Before Monte and the baby were the lone survivors, we learn that the passengers, including convicts Tcherny (André Benjamin) Boyse (Mia Goth), and doctor Dibs (Juliette Binoche), among others, were basically being used as government test subjects. As Dibs collects semen samples and cross-pollinates them with female eggs (doing so even while the participates are heavily sedated), High Life starts to feel like a Darwinian nightmare. There’s a common idea in space travel films that the inky void of the universe drives people mad, but Denis is offering the notion that human society—with its moral rules and governmental mandates—is the thing which ultimately damages the psyche.

The line between acceptable cultural mores and animalistic desires fuels much of the middle portion of the film in a way which creates an unsettling tension.

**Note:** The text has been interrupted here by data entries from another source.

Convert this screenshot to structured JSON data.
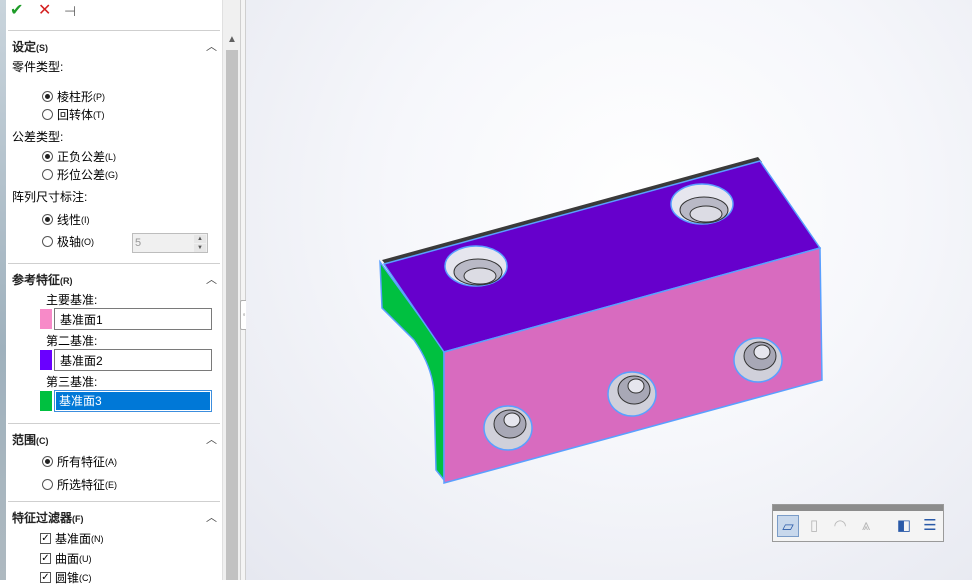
{
  "toolbar": {
    "ok": "✔",
    "cancel": "✕",
    "pin": "⊣"
  },
  "settings": {
    "title": "设定",
    "title_key": "(S)",
    "part_type_label": "零件类型:",
    "part_types": [
      {
        "label": "棱柱形",
        "key": "(P)",
        "checked": true
      },
      {
        "label": "回转体",
        "key": "(T)",
        "checked": false
      }
    ],
    "tol_type_label": "公差类型:",
    "tol_types": [
      {
        "label": "正负公差",
        "key": "(L)",
        "checked": true
      },
      {
        "label": "形位公差",
        "key": "(G)",
        "checked": false
      }
    ],
    "pattern_label": "阵列尺寸标注:",
    "pattern_types": [
      {
        "label": "线性",
        "key": "(I)",
        "checked": true
      },
      {
        "label": "极轴",
        "key": "(O)",
        "checked": false
      }
    ],
    "polar_count": "5"
  },
  "reference": {
    "title": "参考特征",
    "title_key": "(R)",
    "primary_label": "主要基准:",
    "primary_value": "基准面1",
    "primary_color": "#f78ac8",
    "secondary_label": "第二基准:",
    "secondary_value": "基准面2",
    "secondary_color": "#6a00ff",
    "tertiary_label": "第三基准:",
    "tertiary_value": "基准面3",
    "tertiary_color": "#00c040"
  },
  "scope": {
    "title": "范围",
    "title_key": "(C)",
    "options": [
      {
        "label": "所有特征",
        "key": "(A)",
        "checked": true
      },
      {
        "label": "所选特征",
        "key": "(E)",
        "checked": false
      }
    ]
  },
  "filter": {
    "title": "特征过滤器",
    "title_key": "(F)",
    "items": [
      {
        "label": "基准面",
        "key": "(N)",
        "checked": true
      },
      {
        "label": "曲面",
        "key": "(U)",
        "checked": true
      },
      {
        "label": "圆锥",
        "key": "(C)",
        "checked": true
      }
    ]
  },
  "model_colors": {
    "top": "#6600cc",
    "front": "#d86bbf",
    "side": "#00c040",
    "edge": "#5aa0ff"
  },
  "hud_icons": [
    "box-select-icon",
    "cylinder-icon",
    "torus-icon",
    "cones-icon",
    "mirror-planes-icon",
    "align-planes-icon"
  ]
}
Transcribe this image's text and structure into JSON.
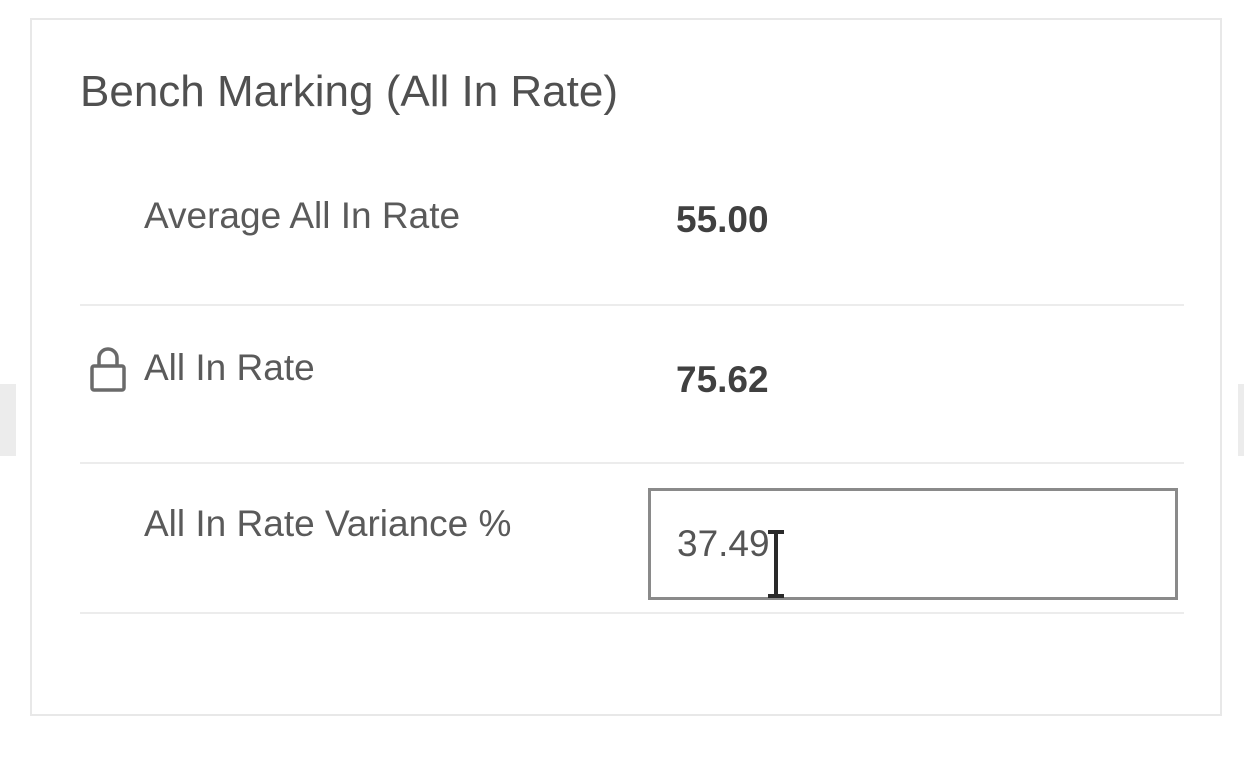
{
  "panel": {
    "title": "Bench Marking (All In Rate)"
  },
  "rows": [
    {
      "label": "Average All In Rate",
      "value": "55.00"
    },
    {
      "label": "All In Rate",
      "value": "75.62",
      "icon": "lock-icon"
    },
    {
      "label": "All In Rate Variance %",
      "input_value": "37.49"
    }
  ]
}
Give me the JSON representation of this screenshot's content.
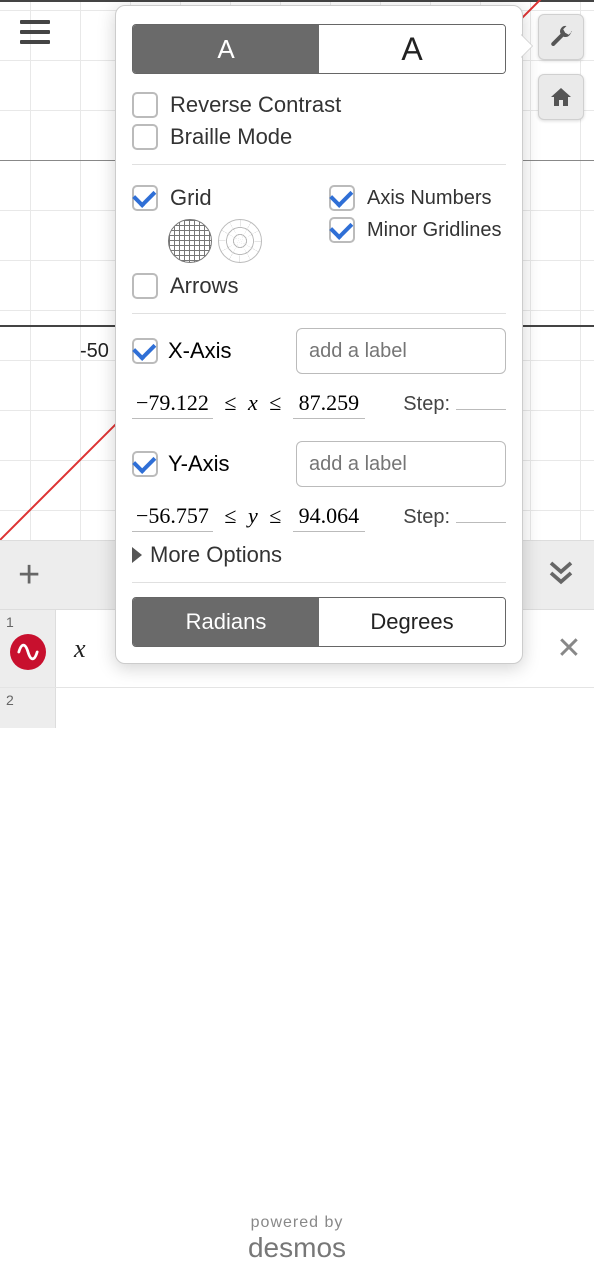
{
  "graph": {
    "tick_label_left": "-50"
  },
  "popover": {
    "font_size_small": "A",
    "font_size_large": "A",
    "reverse_contrast": {
      "label": "Reverse Contrast",
      "checked": false
    },
    "braille_mode": {
      "label": "Braille Mode",
      "checked": false
    },
    "grid": {
      "label": "Grid",
      "checked": true
    },
    "axis_numbers": {
      "label": "Axis Numbers",
      "checked": true
    },
    "minor_gridlines": {
      "label": "Minor Gridlines",
      "checked": true
    },
    "arrows": {
      "label": "Arrows",
      "checked": false
    },
    "x_axis": {
      "label": "X-Axis",
      "checked": true,
      "placeholder": "add a label",
      "min": "−79.122",
      "var": "x",
      "max": "87.259",
      "step_label": "Step:",
      "step": ""
    },
    "y_axis": {
      "label": "Y-Axis",
      "checked": true,
      "placeholder": "add a label",
      "min": "−56.757",
      "var": "y",
      "max": "94.064",
      "step_label": "Step:",
      "step": ""
    },
    "more_options": "More Options",
    "angle_mode": {
      "radians": "Radians",
      "degrees": "Degrees",
      "selected": "radians"
    }
  },
  "expressions": {
    "row1_index": "1",
    "row1_content": "x ",
    "row2_index": "2"
  },
  "footer": {
    "powered_by": "powered by",
    "brand": "desmos"
  }
}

A chamber known as the “fuck room” is introduced, where passengers can go purge their pent-up sexual longings, including mad doctor Dibs, who straddles a sybian dildo in one harrowing sequence which Denis films like a crossbreed of Aliens and Nymphomaniac. Characters talk in hyper-literal proclamations and whispered half-sentences. Sexual violence erupts. Everyone onboard, including Monte, are deeply flawed and possibly dangerous. Denis refuses to offer us easy answers or even a moralistic hero to connect to, though Pattinson’s impressively coiled performance helps to act in some respects as the audience surrogate.

Most films about space offer platitudes of optimism about the human race (remember Ridley Scott’s The Martian?), but High Life poses troubling questions about the future of mankind. Denis is only using the vastness of space to investigate how we live on Earth, and yet, the film’s climax is quite possibly one of the more hopeful endings in recent memory. This is because Denis sustains such an intense mood of dread throughout that the transitory possibility of hope becomes almost overwhelming. One suspects things will crescendo on a dispiriting note based on all which came before, but Denis upends expectations, even as the final image contains several interpretations.

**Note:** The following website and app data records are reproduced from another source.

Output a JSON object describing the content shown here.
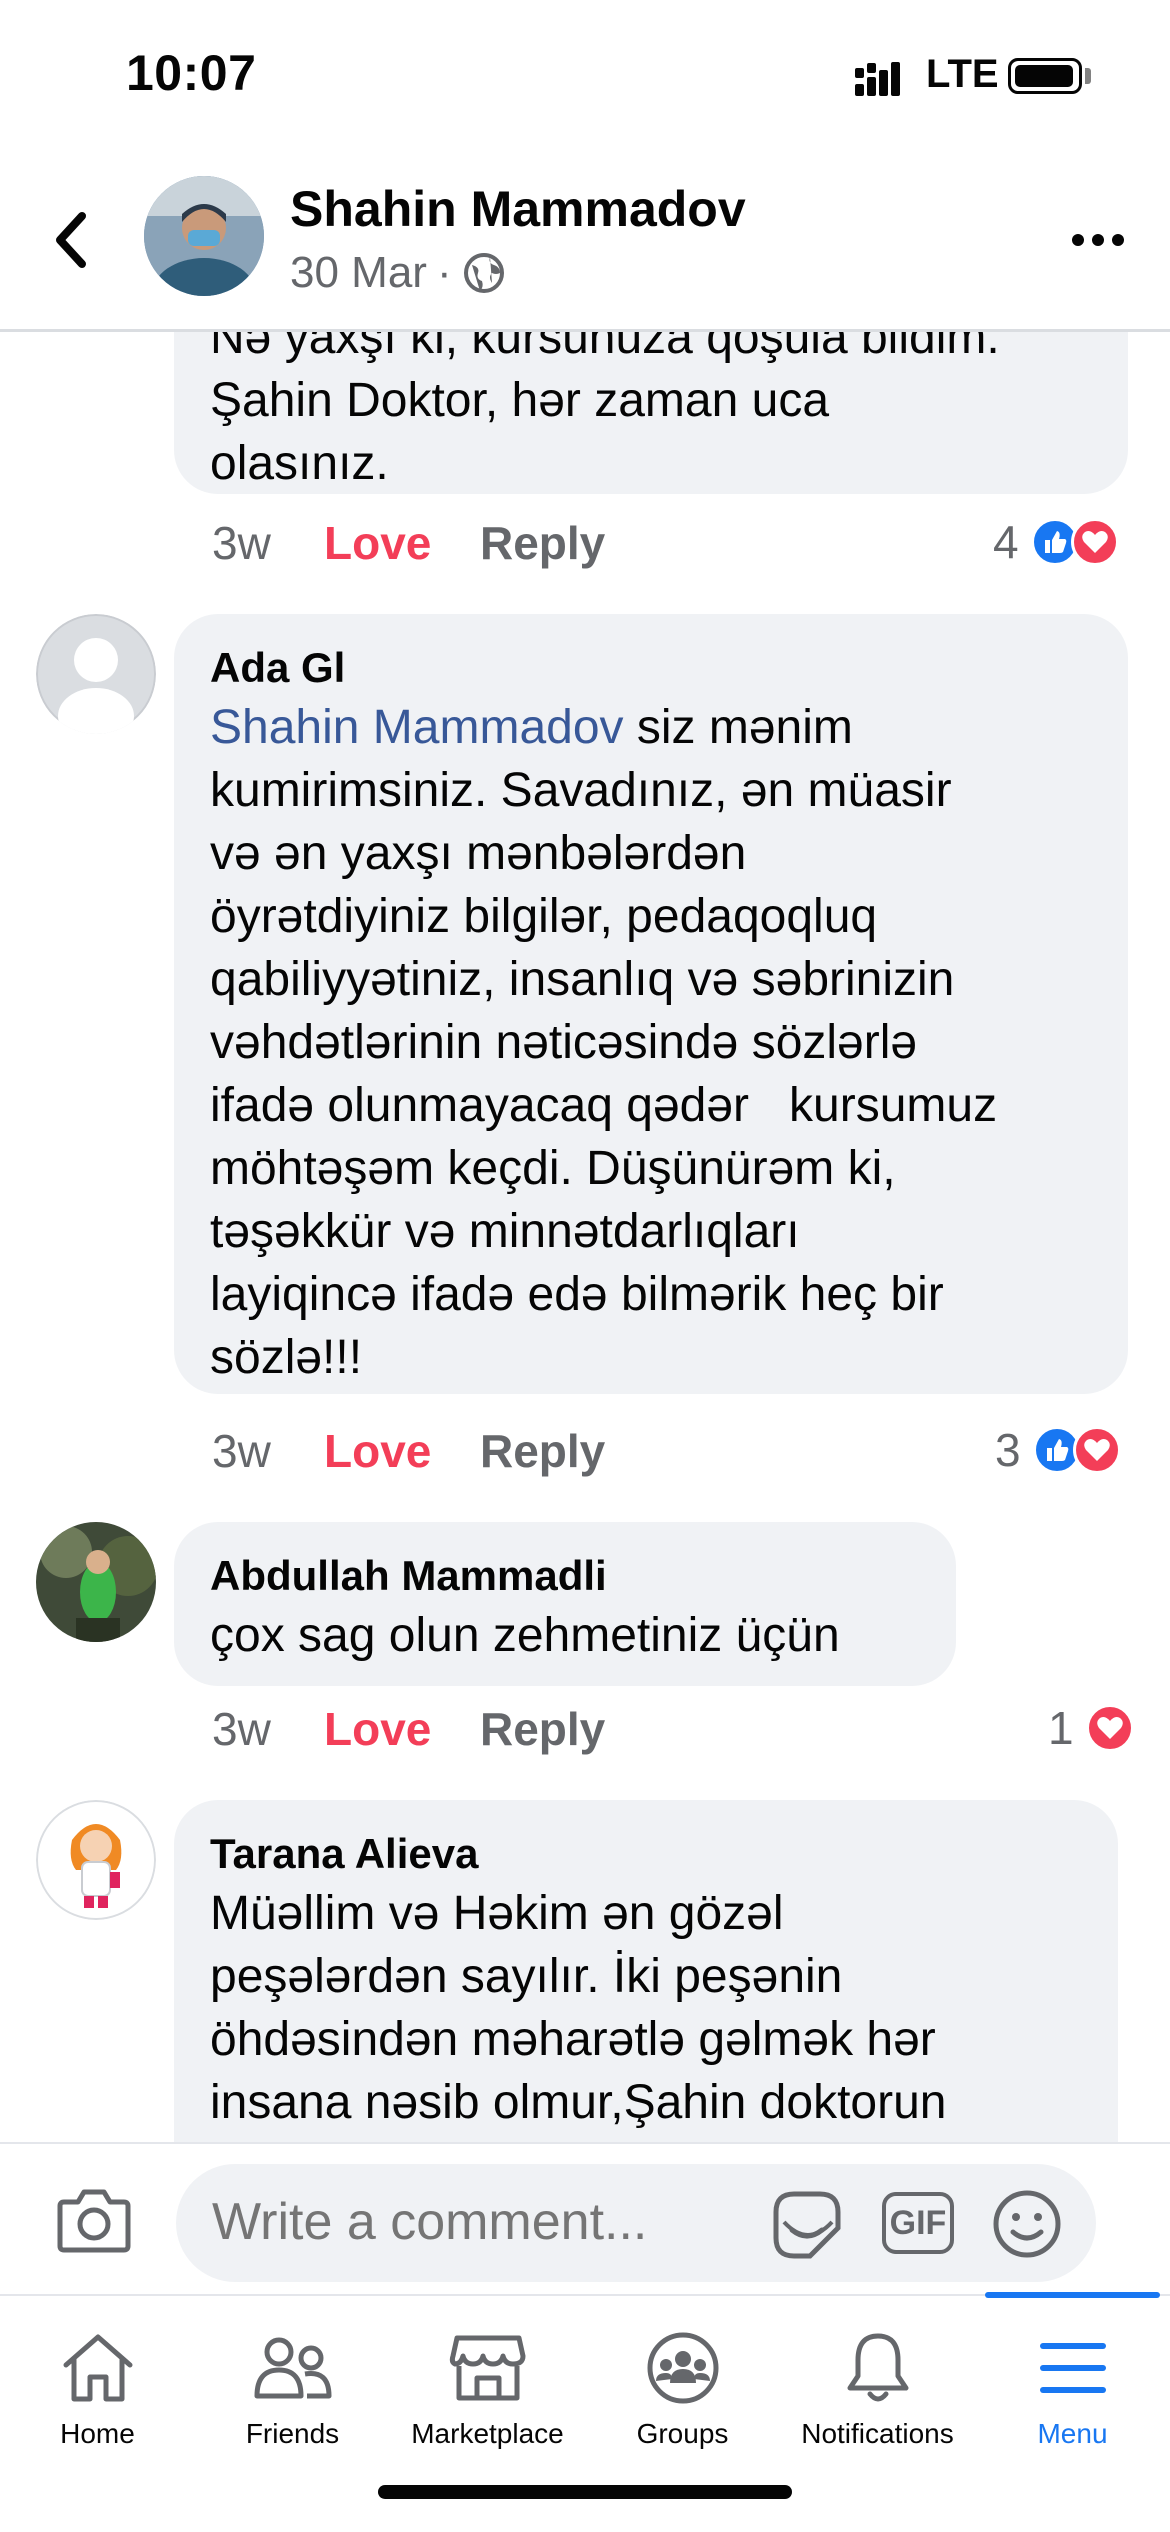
{
  "status_bar": {
    "time": "10:07",
    "network": "LTE"
  },
  "header": {
    "name": "Shahin Mammadov",
    "date": "30 Mar",
    "separator": "·",
    "icons": {
      "back": "chevron-left-icon",
      "privacy": "globe-icon",
      "more": "more-horizontal-icon"
    }
  },
  "comments": [
    {
      "name": "",
      "text": "Nə yaxşı ki, kursunuza qoşula bildim.\nŞahin Doktor, hər zaman uca\nolasınız.",
      "time": "3w",
      "love_label": "Love",
      "reply_label": "Reply",
      "reaction_count": "4",
      "reactions": [
        "like",
        "love"
      ]
    },
    {
      "name": "Ada Gl",
      "mention": "Shahin Mammadov",
      "text": " siz mənim\nkumirimsiniz. Savadınız, ən müasir\nvə ən yaxşı mənbələrdən\nöyrətdiyiniz bilgilər, pedaqoqluq\nqabiliyyətiniz, insanlıq və səbrinizin\nvəhdətlərinin nəticəsində sözlərlə\nifadə olunmayacaq qədər   kursumuz\nmöhtəşəm keçdi. Düşünürəm ki,\ntəşəkkür və minnətdarlıqları\nlayiqincə ifadə edə bilmərik heç bir\nsözlə!!!",
      "time": "3w",
      "love_label": "Love",
      "reply_label": "Reply",
      "reaction_count": "3",
      "reactions": [
        "like",
        "love"
      ]
    },
    {
      "name": "Abdullah Mammadli",
      "text": "çox sag olun zehmetiniz üçün",
      "time": "3w",
      "love_label": "Love",
      "reply_label": "Reply",
      "reaction_count": "1",
      "reactions": [
        "love"
      ]
    },
    {
      "name": "Tarana Alieva",
      "text": "Müəllim və Həkim ən gözəl\npeşələrdən sayılır. İki peşənin\nöhdəsindən məharətlə gəlmək hər\ninsana nəsib olmur,Şahin doktorun"
    }
  ],
  "composer": {
    "placeholder": "Write a comment...",
    "gif_label": "GIF",
    "icons": {
      "camera": "camera-icon",
      "sticker": "sticker-icon",
      "emoji": "emoji-icon"
    }
  },
  "tabs": [
    {
      "label": "Home",
      "icon": "home-icon",
      "active": false
    },
    {
      "label": "Friends",
      "icon": "friends-icon",
      "active": false
    },
    {
      "label": "Marketplace",
      "icon": "marketplace-icon",
      "active": false
    },
    {
      "label": "Groups",
      "icon": "groups-icon",
      "active": false
    },
    {
      "label": "Notifications",
      "icon": "bell-icon",
      "active": false
    },
    {
      "label": "Menu",
      "icon": "menu-icon",
      "active": true
    }
  ],
  "colors": {
    "accent": "#1877f2",
    "love": "#f33e58",
    "mention": "#385898",
    "bubble": "#f0f2f5",
    "secondary_text": "#65676b"
  }
}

High Life is ultimately a moving film because it takes our stubborn willingness to keep on existing and defining what makes us human seriously in a way few science fiction films do. Denis would probably even scoff at the term “sci-fi”. To her, High Life exists in the same genre as her films Beau Travail, Bastards, and Let the Sunshine In; probing the blurred line between hope and despair, love and disdain, life and death.